**What the task requires**. Keep each entry exactly as written when you repeat it, and skip the images.

** Source material follows **

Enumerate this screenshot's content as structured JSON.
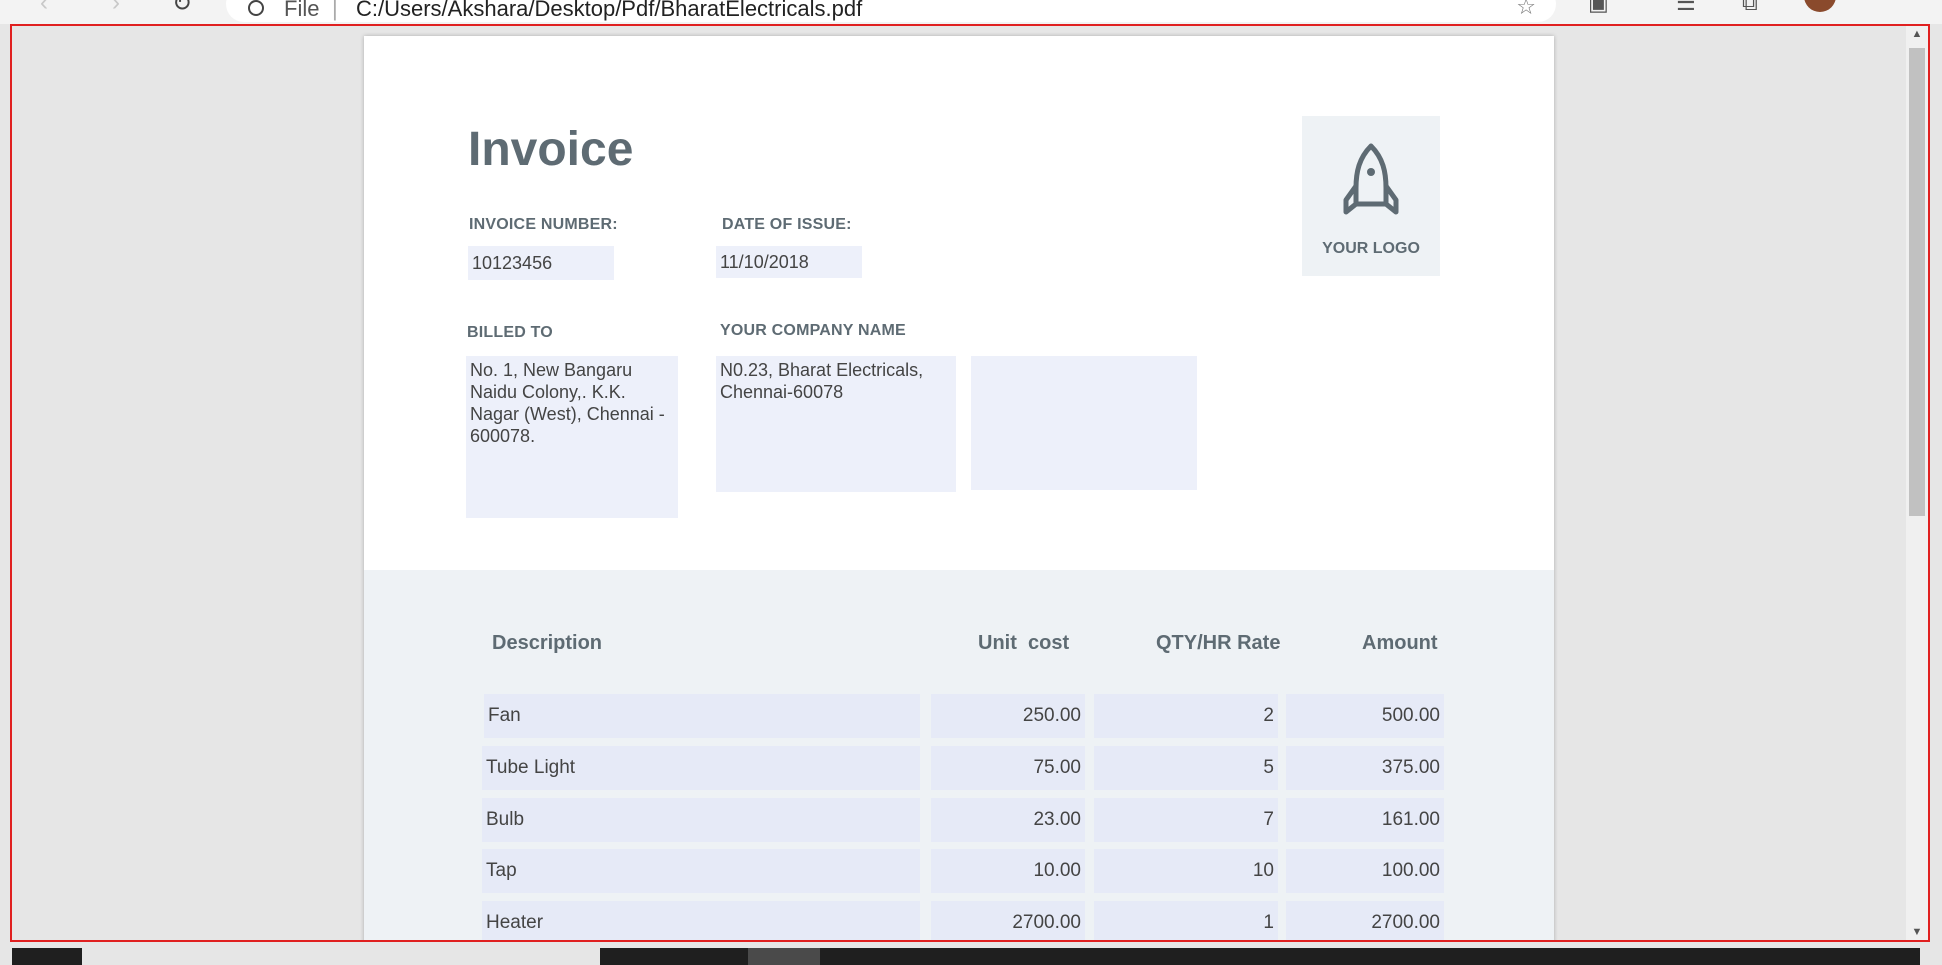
{
  "browser": {
    "address_label": "File",
    "address_separator": "|",
    "url": "C:/Users/Akshara/Desktop/Pdf/BharatElectricals.pdf"
  },
  "invoice": {
    "title": "Invoice",
    "invoice_number_label": "INVOICE NUMBER:",
    "invoice_number": "10123456",
    "date_label": "DATE OF ISSUE:",
    "date": "11/10/2018",
    "billed_to_label": "BILLED TO",
    "billed_to_address": "No. 1, New Bangaru Naidu Colony,. K.K. Nagar (West), Chennai - 600078.",
    "company_label": "YOUR COMPANY NAME",
    "company_address": "N0.23, Bharat Electricals, Chennai-60078",
    "company_extra": "",
    "logo_text": "YOUR LOGO"
  },
  "table": {
    "headers": [
      "Description",
      "Unit  cost",
      "QTY/HR Rate",
      "Amount"
    ],
    "rows": [
      {
        "description": "Fan",
        "unit_cost": "250.00",
        "qty": "2",
        "amount": "500.00"
      },
      {
        "description": "Tube Light",
        "unit_cost": "75.00",
        "qty": "5",
        "amount": "375.00"
      },
      {
        "description": "Bulb",
        "unit_cost": "23.00",
        "qty": "7",
        "amount": "161.00"
      },
      {
        "description": "Tap",
        "unit_cost": "10.00",
        "qty": "10",
        "amount": "100.00"
      },
      {
        "description": "Heater",
        "unit_cost": "2700.00",
        "qty": "1",
        "amount": "2700.00"
      }
    ]
  }
}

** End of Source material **

**Task answer**.
Enumerate this screenshot's content as structured JSON.
{
  "browser": {
    "address_label": "File",
    "address_separator": "|",
    "url": "C:/Users/Akshara/Desktop/Pdf/BharatElectricals.pdf"
  },
  "invoice": {
    "title": "Invoice",
    "invoice_number_label": "INVOICE NUMBER:",
    "invoice_number": "10123456",
    "date_label": "DATE OF ISSUE:",
    "date": "11/10/2018",
    "billed_to_label": "BILLED TO",
    "billed_to_address": "No. 1, New Bangaru Naidu Colony,. K.K. Nagar (West), Chennai - 600078.",
    "company_label": "YOUR COMPANY NAME",
    "company_address": "N0.23, Bharat Electricals, Chennai-60078",
    "company_extra": "",
    "logo_text": "YOUR LOGO"
  },
  "table": {
    "headers": [
      "Description",
      "Unit  cost",
      "QTY/HR Rate",
      "Amount"
    ],
    "rows": [
      {
        "description": "Fan",
        "unit_cost": "250.00",
        "qty": "2",
        "amount": "500.00"
      },
      {
        "description": "Tube Light",
        "unit_cost": "75.00",
        "qty": "5",
        "amount": "375.00"
      },
      {
        "description": "Bulb",
        "unit_cost": "23.00",
        "qty": "7",
        "amount": "161.00"
      },
      {
        "description": "Tap",
        "unit_cost": "10.00",
        "qty": "10",
        "amount": "100.00"
      },
      {
        "description": "Heater",
        "unit_cost": "2700.00",
        "qty": "1",
        "amount": "2700.00"
      }
    ]
  }
}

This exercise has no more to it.